» **PROBLEM STATEMENT**: Your response should be every line from the entries that includes the string "shortcut".

» **RECORD EXTRACTS**:

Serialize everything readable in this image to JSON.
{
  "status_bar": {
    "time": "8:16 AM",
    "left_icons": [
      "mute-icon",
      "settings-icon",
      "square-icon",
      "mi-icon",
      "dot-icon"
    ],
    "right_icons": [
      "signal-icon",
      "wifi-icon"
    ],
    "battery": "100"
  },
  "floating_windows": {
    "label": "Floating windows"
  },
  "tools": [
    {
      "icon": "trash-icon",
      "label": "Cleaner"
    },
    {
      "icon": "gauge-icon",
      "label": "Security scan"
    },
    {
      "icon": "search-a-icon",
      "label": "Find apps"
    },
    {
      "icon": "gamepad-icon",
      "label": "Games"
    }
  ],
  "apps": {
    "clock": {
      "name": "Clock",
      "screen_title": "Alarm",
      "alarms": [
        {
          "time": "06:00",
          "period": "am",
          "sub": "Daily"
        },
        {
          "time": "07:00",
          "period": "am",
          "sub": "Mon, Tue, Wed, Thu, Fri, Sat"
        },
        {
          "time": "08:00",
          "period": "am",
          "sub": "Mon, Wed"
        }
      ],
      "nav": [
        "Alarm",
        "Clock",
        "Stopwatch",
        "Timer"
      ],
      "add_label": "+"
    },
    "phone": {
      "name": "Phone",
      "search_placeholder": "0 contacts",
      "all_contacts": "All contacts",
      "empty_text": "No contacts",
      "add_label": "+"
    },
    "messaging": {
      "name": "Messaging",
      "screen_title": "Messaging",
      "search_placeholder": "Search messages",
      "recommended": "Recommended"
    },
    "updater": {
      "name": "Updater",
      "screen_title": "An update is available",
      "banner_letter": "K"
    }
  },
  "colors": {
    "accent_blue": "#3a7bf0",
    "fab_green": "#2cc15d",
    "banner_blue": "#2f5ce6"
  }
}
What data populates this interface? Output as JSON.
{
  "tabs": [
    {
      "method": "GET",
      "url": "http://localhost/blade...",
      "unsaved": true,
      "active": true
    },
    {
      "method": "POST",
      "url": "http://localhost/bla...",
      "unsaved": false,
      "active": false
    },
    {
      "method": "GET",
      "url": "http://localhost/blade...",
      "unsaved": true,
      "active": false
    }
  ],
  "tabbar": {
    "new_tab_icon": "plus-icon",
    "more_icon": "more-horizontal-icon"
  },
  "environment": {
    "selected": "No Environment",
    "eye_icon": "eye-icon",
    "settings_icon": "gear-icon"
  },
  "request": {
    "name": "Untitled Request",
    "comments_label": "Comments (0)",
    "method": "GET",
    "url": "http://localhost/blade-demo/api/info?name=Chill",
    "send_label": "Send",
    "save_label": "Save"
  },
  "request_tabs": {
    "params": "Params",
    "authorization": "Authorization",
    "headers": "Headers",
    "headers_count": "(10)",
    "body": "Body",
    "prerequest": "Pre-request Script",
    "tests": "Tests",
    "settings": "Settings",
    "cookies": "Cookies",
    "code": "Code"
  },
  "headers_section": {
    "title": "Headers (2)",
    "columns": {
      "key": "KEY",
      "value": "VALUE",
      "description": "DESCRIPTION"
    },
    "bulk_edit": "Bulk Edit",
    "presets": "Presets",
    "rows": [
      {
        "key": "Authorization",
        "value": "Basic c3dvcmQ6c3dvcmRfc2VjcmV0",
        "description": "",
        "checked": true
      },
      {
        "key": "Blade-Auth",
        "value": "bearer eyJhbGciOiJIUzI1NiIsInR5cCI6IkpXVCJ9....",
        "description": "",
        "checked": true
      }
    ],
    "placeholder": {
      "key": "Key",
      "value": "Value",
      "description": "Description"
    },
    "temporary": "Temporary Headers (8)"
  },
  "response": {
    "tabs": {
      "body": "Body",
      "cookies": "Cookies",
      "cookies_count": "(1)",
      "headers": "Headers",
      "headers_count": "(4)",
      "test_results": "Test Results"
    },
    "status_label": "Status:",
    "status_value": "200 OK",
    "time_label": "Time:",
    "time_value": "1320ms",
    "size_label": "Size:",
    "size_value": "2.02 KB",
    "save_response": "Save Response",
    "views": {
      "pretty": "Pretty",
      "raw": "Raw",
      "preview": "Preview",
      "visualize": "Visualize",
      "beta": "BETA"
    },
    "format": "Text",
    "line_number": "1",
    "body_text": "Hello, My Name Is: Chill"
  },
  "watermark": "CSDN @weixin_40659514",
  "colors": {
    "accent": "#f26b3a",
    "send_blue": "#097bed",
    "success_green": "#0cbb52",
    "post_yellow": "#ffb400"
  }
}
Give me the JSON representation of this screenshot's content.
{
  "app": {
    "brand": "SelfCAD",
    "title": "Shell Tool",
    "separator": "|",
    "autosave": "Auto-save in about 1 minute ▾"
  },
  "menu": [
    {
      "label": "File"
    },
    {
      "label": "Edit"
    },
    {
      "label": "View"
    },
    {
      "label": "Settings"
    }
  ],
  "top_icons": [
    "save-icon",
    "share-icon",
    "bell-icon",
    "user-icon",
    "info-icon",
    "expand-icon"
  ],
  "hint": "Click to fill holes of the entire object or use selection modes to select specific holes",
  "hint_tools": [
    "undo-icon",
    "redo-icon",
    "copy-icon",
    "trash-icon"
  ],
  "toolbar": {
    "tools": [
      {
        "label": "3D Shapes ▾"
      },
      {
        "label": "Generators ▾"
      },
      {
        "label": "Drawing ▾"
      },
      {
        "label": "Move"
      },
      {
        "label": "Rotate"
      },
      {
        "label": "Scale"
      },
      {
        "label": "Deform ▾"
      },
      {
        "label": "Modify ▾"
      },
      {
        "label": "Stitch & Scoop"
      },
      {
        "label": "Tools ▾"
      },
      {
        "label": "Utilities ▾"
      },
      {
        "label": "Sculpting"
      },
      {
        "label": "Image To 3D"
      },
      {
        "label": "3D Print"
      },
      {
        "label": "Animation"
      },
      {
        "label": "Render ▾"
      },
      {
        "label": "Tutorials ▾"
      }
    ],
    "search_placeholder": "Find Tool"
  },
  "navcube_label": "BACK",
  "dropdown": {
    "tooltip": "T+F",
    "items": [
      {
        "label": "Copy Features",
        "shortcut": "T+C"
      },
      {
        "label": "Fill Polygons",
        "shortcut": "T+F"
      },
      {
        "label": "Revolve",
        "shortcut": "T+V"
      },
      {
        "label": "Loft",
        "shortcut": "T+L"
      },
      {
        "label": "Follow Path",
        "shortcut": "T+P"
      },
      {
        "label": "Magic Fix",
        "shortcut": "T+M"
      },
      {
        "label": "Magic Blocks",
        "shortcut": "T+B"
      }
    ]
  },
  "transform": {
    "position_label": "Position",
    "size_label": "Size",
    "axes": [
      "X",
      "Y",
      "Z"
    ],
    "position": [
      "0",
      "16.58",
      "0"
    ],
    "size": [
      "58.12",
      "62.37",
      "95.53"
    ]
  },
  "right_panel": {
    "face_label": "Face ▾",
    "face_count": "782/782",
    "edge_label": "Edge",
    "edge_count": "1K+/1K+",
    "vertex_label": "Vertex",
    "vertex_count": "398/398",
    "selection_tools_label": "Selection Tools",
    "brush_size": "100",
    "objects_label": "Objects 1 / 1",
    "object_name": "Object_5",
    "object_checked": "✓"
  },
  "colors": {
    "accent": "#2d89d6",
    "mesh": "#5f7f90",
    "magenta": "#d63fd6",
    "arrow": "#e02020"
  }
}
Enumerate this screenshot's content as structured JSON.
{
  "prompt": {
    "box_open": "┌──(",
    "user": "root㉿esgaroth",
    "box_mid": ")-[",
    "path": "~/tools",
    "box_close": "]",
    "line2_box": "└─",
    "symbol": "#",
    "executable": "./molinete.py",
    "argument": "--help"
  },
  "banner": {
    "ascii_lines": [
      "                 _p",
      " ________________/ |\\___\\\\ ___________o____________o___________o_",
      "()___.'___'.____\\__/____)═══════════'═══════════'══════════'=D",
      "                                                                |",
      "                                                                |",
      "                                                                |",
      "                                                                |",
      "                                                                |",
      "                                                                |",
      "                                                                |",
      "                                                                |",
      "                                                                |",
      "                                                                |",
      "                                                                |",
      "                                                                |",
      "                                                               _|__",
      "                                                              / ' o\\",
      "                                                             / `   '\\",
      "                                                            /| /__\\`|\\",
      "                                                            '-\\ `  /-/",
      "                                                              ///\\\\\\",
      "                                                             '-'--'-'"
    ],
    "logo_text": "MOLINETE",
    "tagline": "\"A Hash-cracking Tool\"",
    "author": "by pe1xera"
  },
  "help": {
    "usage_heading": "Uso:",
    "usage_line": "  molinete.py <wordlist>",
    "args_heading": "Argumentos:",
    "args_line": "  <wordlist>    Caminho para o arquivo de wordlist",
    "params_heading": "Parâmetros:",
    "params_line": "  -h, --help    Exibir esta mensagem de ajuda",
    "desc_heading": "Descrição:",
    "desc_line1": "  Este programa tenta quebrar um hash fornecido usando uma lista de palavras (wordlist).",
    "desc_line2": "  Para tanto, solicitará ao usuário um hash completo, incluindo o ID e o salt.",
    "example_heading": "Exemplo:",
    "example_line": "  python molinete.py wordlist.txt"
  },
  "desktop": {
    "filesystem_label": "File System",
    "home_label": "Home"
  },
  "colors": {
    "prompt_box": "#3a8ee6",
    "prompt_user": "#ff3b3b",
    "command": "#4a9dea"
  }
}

» **COMPLETED TASK**:
        "shortcut": "T+C"
        "shortcut": "T+F"
        "shortcut": "T+V"
        "shortcut": "T+L"
        "shortcut": "T+P"
        "shortcut": "T+M"
        "shortcut": "T+B"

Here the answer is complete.